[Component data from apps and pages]
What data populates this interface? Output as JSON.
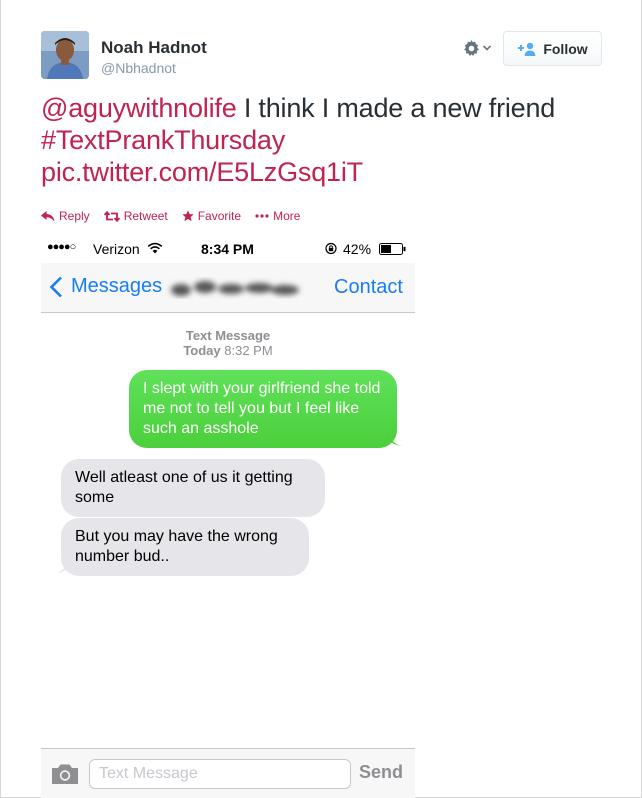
{
  "user": {
    "display_name": "Noah Hadnot",
    "screen_name": "@Nbhadnot"
  },
  "header": {
    "follow_label": "Follow"
  },
  "tweet": {
    "mention": "@aguywithnolife",
    "text": " I think I made a new friend",
    "hashtag": "#TextPrankThursday",
    "pic_link": "pic.twitter.com/E5LzGsq1iT"
  },
  "actions": {
    "reply": "Reply",
    "retweet": "Retweet",
    "favorite": "Favorite",
    "more": "More"
  },
  "phone": {
    "status": {
      "signal": "●●●●○",
      "carrier": "Verizon",
      "time": "8:34 PM",
      "battery": "42%"
    },
    "nav": {
      "back_label": "Messages",
      "contact_label": "Contact"
    },
    "conversation": {
      "type_label": "Text Message",
      "day_label": "Today",
      "time_label": "8:32 PM"
    },
    "messages": [
      {
        "direction": "out",
        "text": "I slept with your girlfriend she told me not to tell you but I feel like such an asshole"
      },
      {
        "direction": "in",
        "text": "Well atleast one of us it getting some"
      },
      {
        "direction": "in",
        "text": "But you may have the wrong number bud.."
      }
    ],
    "compose": {
      "placeholder": "Text Message",
      "send_label": "Send"
    }
  },
  "colors": {
    "link": "#c1224f",
    "imessage_green": "#4cd964",
    "ios_blue": "#1a7cf5",
    "bubble_gray": "#e5e5ea"
  }
}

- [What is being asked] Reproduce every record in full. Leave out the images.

- [Completed exercise]
What data populates this interface? Output as JSON.
{
  "user": {
    "display_name": "Noah Hadnot",
    "screen_name": "@Nbhadnot"
  },
  "header": {
    "follow_label": "Follow"
  },
  "tweet": {
    "mention": "@aguywithnolife",
    "text": " I think I made a new friend",
    "hashtag": "#TextPrankThursday",
    "pic_link": "pic.twitter.com/E5LzGsq1iT"
  },
  "actions": {
    "reply": "Reply",
    "retweet": "Retweet",
    "favorite": "Favorite",
    "more": "More"
  },
  "phone": {
    "status": {
      "signal": "●●●●○",
      "carrier": "Verizon",
      "time": "8:34 PM",
      "battery": "42%"
    },
    "nav": {
      "back_label": "Messages",
      "contact_label": "Contact"
    },
    "conversation": {
      "type_label": "Text Message",
      "day_label": "Today",
      "time_label": "8:32 PM"
    },
    "messages": [
      {
        "direction": "out",
        "text": "I slept with your girlfriend she told me not to tell you but I feel like such an asshole"
      },
      {
        "direction": "in",
        "text": "Well atleast one of us it getting some"
      },
      {
        "direction": "in",
        "text": "But you may have the wrong number bud.."
      }
    ],
    "compose": {
      "placeholder": "Text Message",
      "send_label": "Send"
    }
  },
  "colors": {
    "link": "#c1224f",
    "imessage_green": "#4cd964",
    "ios_blue": "#1a7cf5",
    "bubble_gray": "#e5e5ea"
  }
}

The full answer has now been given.